No COVID-19 spike in Milwaukee after primary election in April, CDC says

Milwaukee did not see a spike in COVID-19 cases after the April 7 Wisconsin Democratic presidential primary, a new CDC report shows.

The election was than two weeks after Wisconsin issued a stay-at-home order to curb the spread of the new coronavirus. The city implemented several mitigation measures in line with the CDC guidance to prevent virus spread at in-person polling places. Measures included encouraging physical distancing, cleaning and disinfection efforts at Milwaukee polling sites as well as limiting in-person voting. Only five out of 181 polling sites were open in the city.

Data from the Milwaukee Election Commission shows that the percentage of people who voted by absentee mail-in ballots this year increased about fifteenfold from 2016 — 4.1 percent to 68 percent, the report shows. Those who voted early (either in person or curbside) increased by 160 percent, from 4.7 percent in 2016 to 12.2 percent in 2020.

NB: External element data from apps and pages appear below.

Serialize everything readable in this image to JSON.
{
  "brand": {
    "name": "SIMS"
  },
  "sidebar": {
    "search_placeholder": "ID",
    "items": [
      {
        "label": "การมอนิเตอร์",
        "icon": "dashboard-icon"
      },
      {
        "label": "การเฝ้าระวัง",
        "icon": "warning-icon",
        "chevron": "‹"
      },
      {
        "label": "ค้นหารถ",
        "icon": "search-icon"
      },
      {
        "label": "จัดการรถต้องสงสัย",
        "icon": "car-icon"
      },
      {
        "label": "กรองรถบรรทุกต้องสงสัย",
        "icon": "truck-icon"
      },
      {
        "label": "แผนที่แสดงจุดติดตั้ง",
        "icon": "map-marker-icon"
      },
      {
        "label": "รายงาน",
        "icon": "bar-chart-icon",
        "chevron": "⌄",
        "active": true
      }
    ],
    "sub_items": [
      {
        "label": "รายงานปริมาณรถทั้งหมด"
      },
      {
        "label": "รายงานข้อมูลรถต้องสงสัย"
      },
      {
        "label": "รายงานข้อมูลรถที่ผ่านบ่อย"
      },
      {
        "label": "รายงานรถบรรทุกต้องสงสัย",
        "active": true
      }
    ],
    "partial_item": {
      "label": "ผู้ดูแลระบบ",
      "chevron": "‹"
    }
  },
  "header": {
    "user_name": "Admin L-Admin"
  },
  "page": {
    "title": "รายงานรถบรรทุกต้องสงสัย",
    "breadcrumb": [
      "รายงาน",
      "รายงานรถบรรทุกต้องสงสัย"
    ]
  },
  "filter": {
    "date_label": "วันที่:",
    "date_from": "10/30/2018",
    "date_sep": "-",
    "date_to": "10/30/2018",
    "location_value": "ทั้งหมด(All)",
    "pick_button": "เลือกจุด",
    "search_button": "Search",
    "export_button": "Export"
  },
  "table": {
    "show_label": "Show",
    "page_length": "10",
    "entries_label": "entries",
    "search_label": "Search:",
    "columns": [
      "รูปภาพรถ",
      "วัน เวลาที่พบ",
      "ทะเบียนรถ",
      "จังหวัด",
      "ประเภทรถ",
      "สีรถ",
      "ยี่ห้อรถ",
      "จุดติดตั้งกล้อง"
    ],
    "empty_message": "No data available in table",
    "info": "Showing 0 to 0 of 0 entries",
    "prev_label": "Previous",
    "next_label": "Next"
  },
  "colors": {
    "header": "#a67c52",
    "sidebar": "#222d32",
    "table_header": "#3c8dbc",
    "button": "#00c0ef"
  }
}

The proportion of those who voted in person on the day of the Wisconsin primary decreased 78 percent, from 91.2 percent in 2016 to 19.8 percent.

"No clear increase in [COVID-19] cases, hospitalizations, or deaths was observed after the election, suggesting possible benefit of the mitigation strategies, which limited in-person voting and aimed to ensure safety of the polling sites open" the day of the primary, the report states.

More articles on public health:
Positive COVID-19 tests down in the South, West: 4 CDC updates
21 states where COVID-19 is spreading fastest, slowest: Aug. 4
Number of COVID-19 hospitalizations, state by state: Aug. 4

 

© Copyright ASC COMMUNICATIONS 2020. Interested in LINKING to or REPRINTING this content? View our policies by clicking here.

 

Featured Content

Featured Webinars

Featured Whitepapers